We have allowed it to continue, and now these "theories" are ones which people who are considered to be "reasonable," squarely within our political mainstream, can openly espouse -- just as Mukasey repeatedly pointed out yesterday. We live in a system of government where the President seized the power to act without restraints and we allowed that to happen, and so Bush's signing statement and Mukasey's defiant posture are all now normal.
* * * * * This is why Congress, when they learn of Bush lawbreaking, ends up doing nothing other than voting after the fact to legalize it. They learn Bush has been illegally spying on Americans with no warrants and they enact The Protect America Act to legalize it. They learn Bush has been systematically torturing detainees and imprisoning people with no process and they enact the Military Commissions Act to legalize it.
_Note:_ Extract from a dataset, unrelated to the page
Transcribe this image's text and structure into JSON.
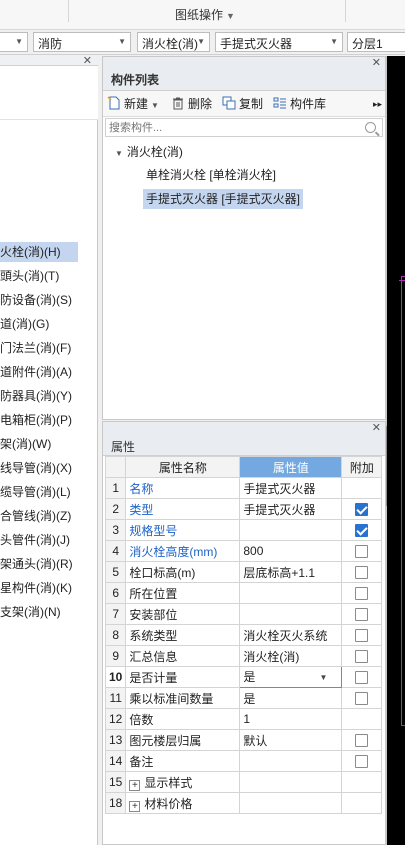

They learn that telecoms have deliberately broken the law for years -- laws which the Congress passed specifically to make it illegal for telecoms to cooperate with warrantless government spying on Americans -- and they are about to provide full retroactive immunity for the lawbreakers. When they do pretend to investigate, they meekly allow the administration literally to ignore their Subpoeans. Congress does that because we live in a system of lawlessness -- we have decided that the President has the power to break the law without consequences -- and because legalizing the President's lawbreaking is the only way they can be relevant.
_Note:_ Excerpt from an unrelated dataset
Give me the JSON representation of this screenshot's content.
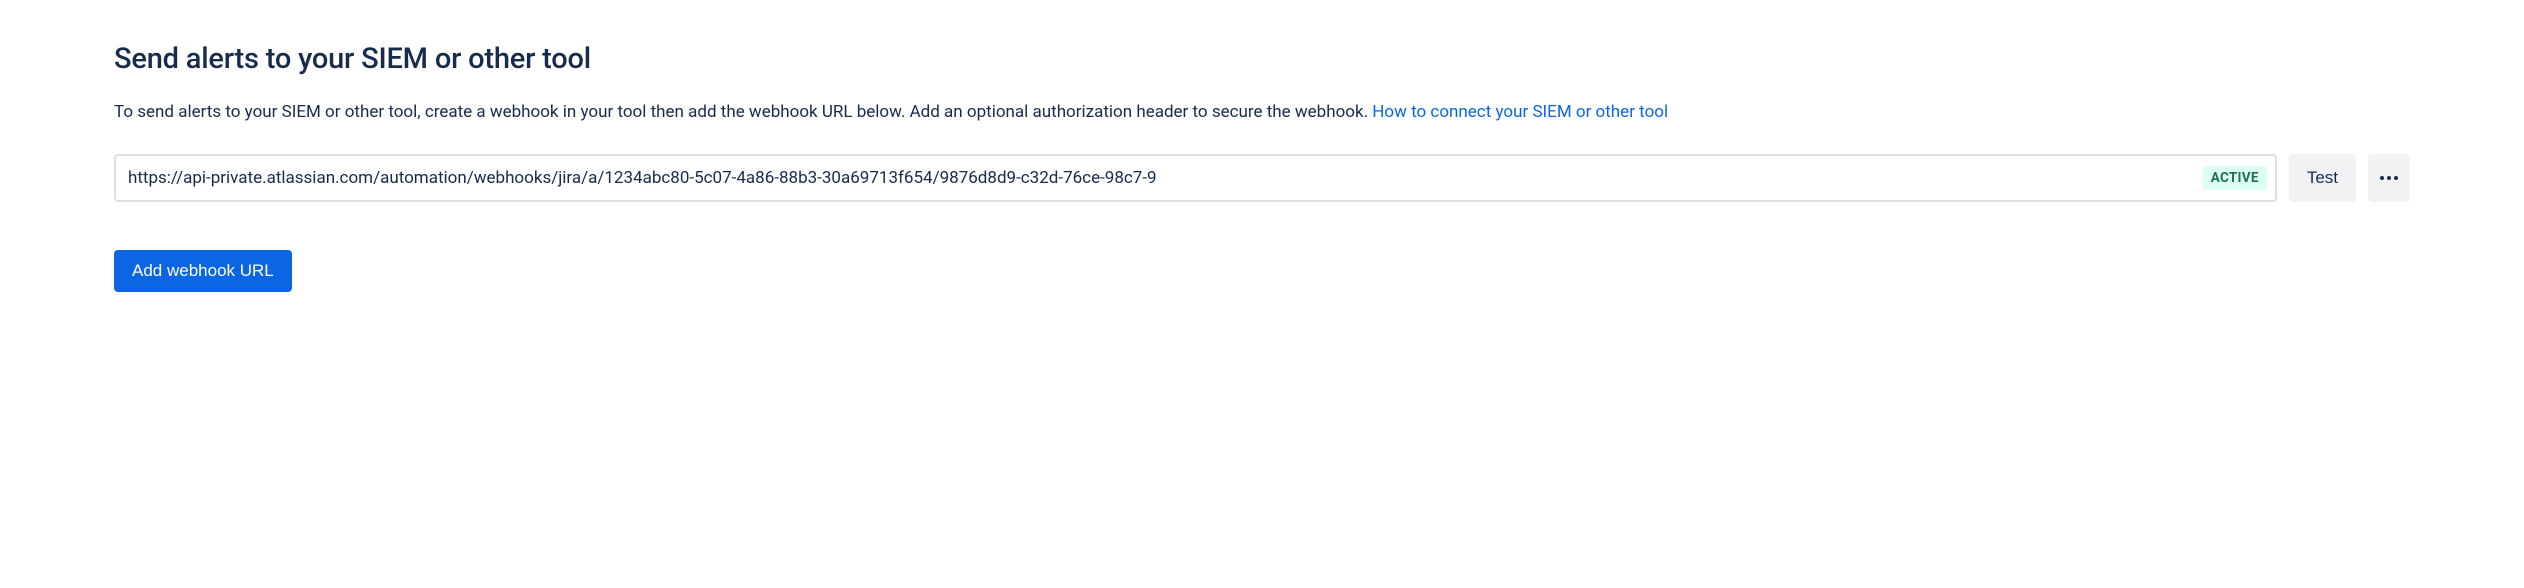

I recall watching a Senate Foreign Relations Committee hearing back in 2002 -- by which time it was evident that the administration was intent on invading Iraq. Joe Biden, the Committee's Chairman, was practically begging the administration to allow Congress to vote to authorize the invasion. Biden knew that Bush would invade Iraq regardless of whether there was Congressional authority, and so he pleaded with the administration to recognize that there was no need to proceed without a vote since, Biden promised, Congress would vote for the war.
Biden begged the administration to realize that it would be a Better War if Congress was permitted ceremoniously to endorse it. That's the only reason the administration sought a vote -- because Congress promised ahead of time that they would give the administration everything it wanted. That has become Congress' only role, its only power: to endorse what the President decrees. Like the sad, impotent Roman Senate which existed only to lend its imprimatur to the Emperor's conduct, the Congress' only choices are -- as it did yesterday -- to plead for "re-consideration," and then, when it's not forthcoming, either do nothing or endorse the President's behavior.
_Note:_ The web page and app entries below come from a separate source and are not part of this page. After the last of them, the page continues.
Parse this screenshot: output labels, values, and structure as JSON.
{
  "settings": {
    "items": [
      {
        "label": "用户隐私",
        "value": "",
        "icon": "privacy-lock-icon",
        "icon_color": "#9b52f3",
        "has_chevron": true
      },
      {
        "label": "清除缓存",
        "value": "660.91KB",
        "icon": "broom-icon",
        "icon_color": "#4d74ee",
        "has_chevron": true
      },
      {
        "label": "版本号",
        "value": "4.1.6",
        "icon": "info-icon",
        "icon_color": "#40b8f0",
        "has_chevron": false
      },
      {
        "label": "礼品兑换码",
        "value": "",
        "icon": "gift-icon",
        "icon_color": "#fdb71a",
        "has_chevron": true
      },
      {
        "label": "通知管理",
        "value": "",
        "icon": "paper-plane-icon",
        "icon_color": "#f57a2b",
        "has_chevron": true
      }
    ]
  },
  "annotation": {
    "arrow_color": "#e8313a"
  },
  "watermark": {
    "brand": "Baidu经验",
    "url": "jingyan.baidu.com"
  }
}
The Bush administration will be gone in 11 months, but -- in the absence of some meaningful accountability -- all of this will remain. It remains to be seen whether, if there is a Democrat in the White House, any of these trends will be reversed (their two leading candidates are expressing opposition to most of these theories). Even if they are, eight years is a long time, and if we simply allow Bush to serve out the remainder of his term and have these theories remain undisturbed and unchallenged, and have all of these crimes go uninvestigated and unpunished, that will have an even more profound impact on changing our national character, in further transforming the type of country we are.
Glenn Greenwald was previously a constitutional law and civil rights litigator in New York. He is the author of the New York Times Bestselling book "How Would a Patriot Act?," a critique of the Bush administration's use of executive power, released in May 2006. His second book, "A Tragic Legacy", examines the Bush legacy.